Joe Blanton (35.1 IP, 3.54 xFIP)
Blanton has been cursed by a .359 BABIP, and injury problems this season. Almost all of his appearances have been as a starter. As stated above, he hasn't pitched enough since his return, to be considered a viable option for the playoff 'pen.
Michael Schwimer (9.1 IP, 4.91 xFIP)
Schwimer had an incredible AAA season: 2.45 FIP, 11.38 K/9, 2.91 BB/9. But in his short MLB stint, he has been BABIP'd (.346), and has posted an unwieldy 6.75 BB/9. He has a bright future, but hasn't done enough to merit a postseason roster spot. If only he been recalled sooner...
Justin De Fratus (no MLB stats)
De Fratus, like Schwimer, had ridiculously good AAA numbers: 2.44 FIP, 12.29 K/9, 2.41 BB/9. With no MLB time under his belt, it's unlikely that he sees postseason time. De Fratus should be part of the MLB bullpen in 2012.
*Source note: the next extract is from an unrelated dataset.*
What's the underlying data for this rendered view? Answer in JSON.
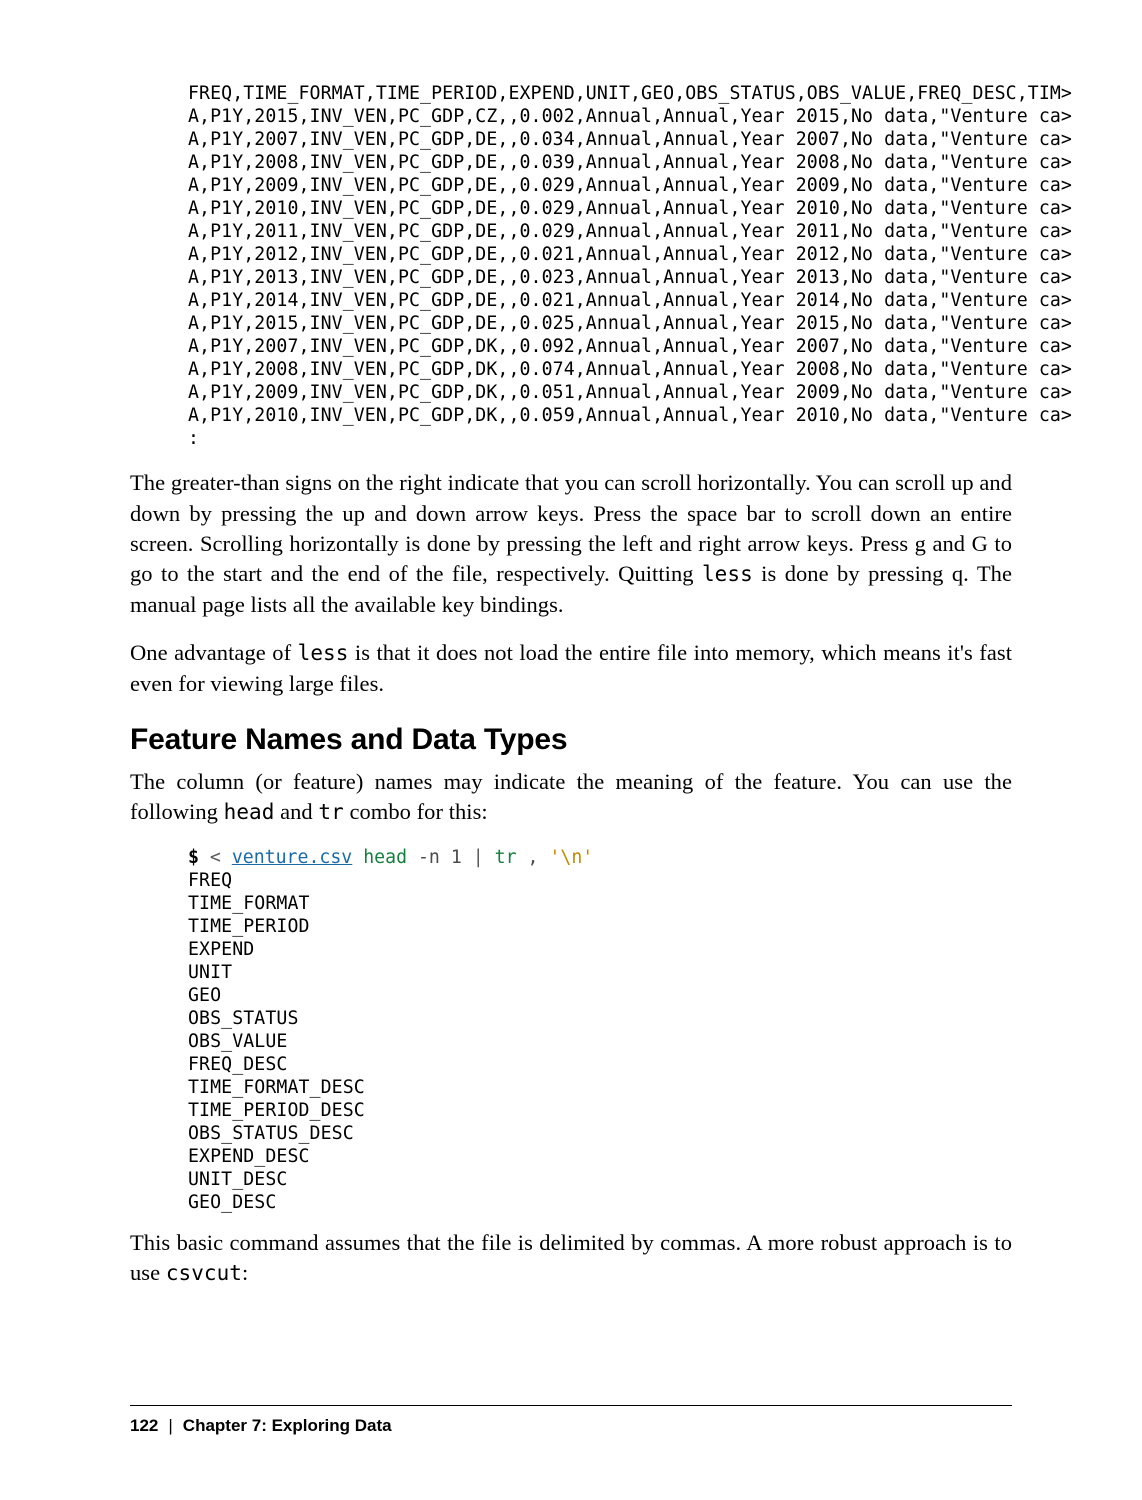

Joe Savery (no MLB stats)
Savery has had one of the strangest seasons in memory. Rejected in the Rule 5 Draft, was a heavy-hitting position player in the lower minors, finished as a reliever in AAA. His AAA stats: 25 IP, 1.84 FIP, 9.36 K/9, 2.16 BB/9. He doesn't have enough MLB innings (or any innings, really) to be considered for the playoff bullpen... except for the fact that he is left-handed. If Bastardo can't pitch, Savery would likely make the squad as the sole southpaw. If the Phillies want to carry two lefty relievers, at some point in the postseason, Savery is in. It could be argued that the Phillies would be better off choosing one of their more experienced relievers, rather than rostering Savery due to his left-handedness. But it's certainly within the realm of possibility that Savery sees some postseason action, a thought that would have seemed ludicrous even a month ago.